Friday, October 10, 2008

Reverse IEPs


We know about IEPs - Individualized Education Plans. These are ways we customize education to a student, including an Aspie or autist. We provide accommodations like frequent breaks, allowing stimming, allowing the child to clutch a favored object that brings him/her peace, etc. These are ways we try to get the child to integrate into society better.

One of the most important aspects of integration is learning to get along better with others as much as possible. An Aspie or autist child may best be persuaded to "get with the program" by showing appreciation for the accommodations s/he's been given. In other words, s/he can think of it as accommodating them in turn. That also helps everyone understand that to be autistic or Aspie is not to be inferior, just different.

Just as we ask blacks to be culturally sensitive to whites and vice versa, we can ask autists and Aspies to be sensitive to the distinctive needs of NTs. For example:

  • NTs tend to attach emotions to words. It's a bit like a clock which is five minutes ahead so you mentally turn the time back five minutes. In the same way, think of what you want to say, then mentally make it softer. For example, maybe you want to say "This food is really bad." NTs feel better if you instead say "This food is basically good, but could use just a little more seasoning, and it might be better if it had a bit more sauce."

  • NTs aren't as sure that you like them, and they want to reassured when you talk to them. So, you might be too busy to talk to an NT right now, but also add something like "But I'd love to talk to you later...say, after math class?" Be specific about liking them and that will help them feel better.

  • NTs don't always like to acknowledge all of what's on their minds, so even if they're thinking one thing, they may something they think you'll like a little more. Here the clock is going in the opposite direction. Try to add more meaning to what they say. For example, if an NT says "You might want to spend a few minutes more on your science studying" s/he is probably thinking - and wants you to think - "You definitely need to spend a good deal more time studying science because you could be in serious trouble otherwise".
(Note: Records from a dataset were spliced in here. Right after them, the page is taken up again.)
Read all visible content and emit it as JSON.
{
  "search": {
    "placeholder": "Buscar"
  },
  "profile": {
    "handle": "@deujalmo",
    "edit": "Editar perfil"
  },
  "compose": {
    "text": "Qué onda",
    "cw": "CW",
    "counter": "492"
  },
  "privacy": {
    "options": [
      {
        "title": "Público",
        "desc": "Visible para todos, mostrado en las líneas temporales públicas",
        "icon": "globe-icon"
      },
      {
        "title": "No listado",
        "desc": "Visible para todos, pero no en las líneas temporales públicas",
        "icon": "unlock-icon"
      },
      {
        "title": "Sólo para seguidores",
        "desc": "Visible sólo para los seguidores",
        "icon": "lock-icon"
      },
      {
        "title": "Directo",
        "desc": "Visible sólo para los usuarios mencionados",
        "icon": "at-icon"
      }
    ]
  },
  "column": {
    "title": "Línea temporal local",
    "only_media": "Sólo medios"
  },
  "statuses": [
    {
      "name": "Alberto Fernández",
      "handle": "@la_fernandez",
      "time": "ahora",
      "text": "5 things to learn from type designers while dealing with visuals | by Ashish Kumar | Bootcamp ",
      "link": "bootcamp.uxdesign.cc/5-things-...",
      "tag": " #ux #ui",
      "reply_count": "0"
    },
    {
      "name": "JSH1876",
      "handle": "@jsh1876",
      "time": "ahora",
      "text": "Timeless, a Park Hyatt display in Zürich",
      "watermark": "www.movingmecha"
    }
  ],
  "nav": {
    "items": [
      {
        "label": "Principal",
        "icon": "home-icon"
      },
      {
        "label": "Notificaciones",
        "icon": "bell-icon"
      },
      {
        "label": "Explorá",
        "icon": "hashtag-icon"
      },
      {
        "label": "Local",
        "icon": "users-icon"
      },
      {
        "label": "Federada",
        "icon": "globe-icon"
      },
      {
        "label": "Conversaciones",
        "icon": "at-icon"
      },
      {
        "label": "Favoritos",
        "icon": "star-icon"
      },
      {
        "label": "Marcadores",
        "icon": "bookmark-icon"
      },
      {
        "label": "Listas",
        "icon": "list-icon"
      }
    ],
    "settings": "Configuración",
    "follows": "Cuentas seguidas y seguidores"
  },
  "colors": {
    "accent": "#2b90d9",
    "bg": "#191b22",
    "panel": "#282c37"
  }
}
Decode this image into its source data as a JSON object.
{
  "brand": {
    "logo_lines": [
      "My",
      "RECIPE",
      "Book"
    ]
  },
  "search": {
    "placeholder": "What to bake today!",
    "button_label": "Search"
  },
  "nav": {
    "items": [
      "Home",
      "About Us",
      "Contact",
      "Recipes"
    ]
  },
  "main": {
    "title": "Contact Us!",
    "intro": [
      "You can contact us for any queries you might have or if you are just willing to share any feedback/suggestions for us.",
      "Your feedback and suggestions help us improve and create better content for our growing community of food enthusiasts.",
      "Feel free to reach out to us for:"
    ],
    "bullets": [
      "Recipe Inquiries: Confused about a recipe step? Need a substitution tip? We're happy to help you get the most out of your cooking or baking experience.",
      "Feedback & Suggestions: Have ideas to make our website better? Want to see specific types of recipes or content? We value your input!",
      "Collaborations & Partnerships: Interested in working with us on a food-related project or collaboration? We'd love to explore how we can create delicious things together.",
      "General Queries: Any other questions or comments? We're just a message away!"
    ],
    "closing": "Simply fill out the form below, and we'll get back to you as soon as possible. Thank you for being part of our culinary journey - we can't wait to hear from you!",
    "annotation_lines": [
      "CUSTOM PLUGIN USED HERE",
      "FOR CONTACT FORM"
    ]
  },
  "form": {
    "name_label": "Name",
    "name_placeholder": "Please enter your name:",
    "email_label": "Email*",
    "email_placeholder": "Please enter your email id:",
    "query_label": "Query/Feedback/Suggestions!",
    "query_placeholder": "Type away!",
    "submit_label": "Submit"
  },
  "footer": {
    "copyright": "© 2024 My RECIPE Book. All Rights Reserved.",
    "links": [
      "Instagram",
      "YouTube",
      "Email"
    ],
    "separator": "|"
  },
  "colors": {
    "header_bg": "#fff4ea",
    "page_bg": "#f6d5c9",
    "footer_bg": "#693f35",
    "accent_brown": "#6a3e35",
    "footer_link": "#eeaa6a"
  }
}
  • NTs like to spread out their thinking to cover several different things at the same time. They like to "multitask," which means they try to pay a little attention to their homework, a little more to IMing, a little more to their music and a little more to the TV - all at the exact same time. That means many things. One thing is that if you want to talk to an NT, s/he is more willing to talk to you even if s/he's busy. But if you want the NT to only talk to you for a few minutes - like if it's really important - you'll need to ask for that.

  • NTs aren't always very good at exact details. Many NTs like to look at things in general. For example, they may know we fought a war against Nazi Germany and the man in charge there was named Adolf Hitler, but they may not know that, for example, he first wanted to be an artist. It's good to want to let them know these facts, and it helps if you can show how it relates to NTs' general knowledge: "Did you know Hitler first wanted to be an artist? He was rejected from the Vienna Academy and that's part of why he seemed so angry at the Austrians and conquered Austria first when he got into power." NTs will appreciate that more.

Obviously, this is a partial list. What would you want to add?

And now a few hat tips around the blogosphere....

First off, I'd like to give a shout-out to Tanya Savko, who shared with us her victory in helping an autistic teenager learn responsibility. Good for you, Tanya and double for giving us the example!

Secondly, StatMom wants to give the world a message of peace and understanding, straight from her kids. Read it now (please).

Thirdly, JoeyAndyDad points out here how autism - especially in a child - can be a valid reason for a handicapped parking placard. We know how many able people abuse handicapped parking spaces. One of the reasons why it's so bad is that it especially hurts autists and Aspies, whose situations are not as easily visible as, say, crutches or a wheelchair.

Good night, and have a pleasant tomorrow!


Tanya @ TeenAutism said...

Hi Jeff,

Another terrific post! I think all of the material will be so helpful for Nigel to refer to. And thanks for the link! I think Nigel was as happy with himself for completing the job as I was with him for doing it. Take care.

Casdok said...

I love your reverse IEP thoughts. Great post.

Sharon said...

Wow Jeff - good stuff! My 15 yr old Aspie son just started high school this far so good (fingers crossed & holding breath.)

I like your thoughts here as it relates to the overall outcome - I actully shared your blog with my son and he commented, "I like his ideas mom!"

I truly appreciate different ideas to brainstorm with my son's educators....thanks!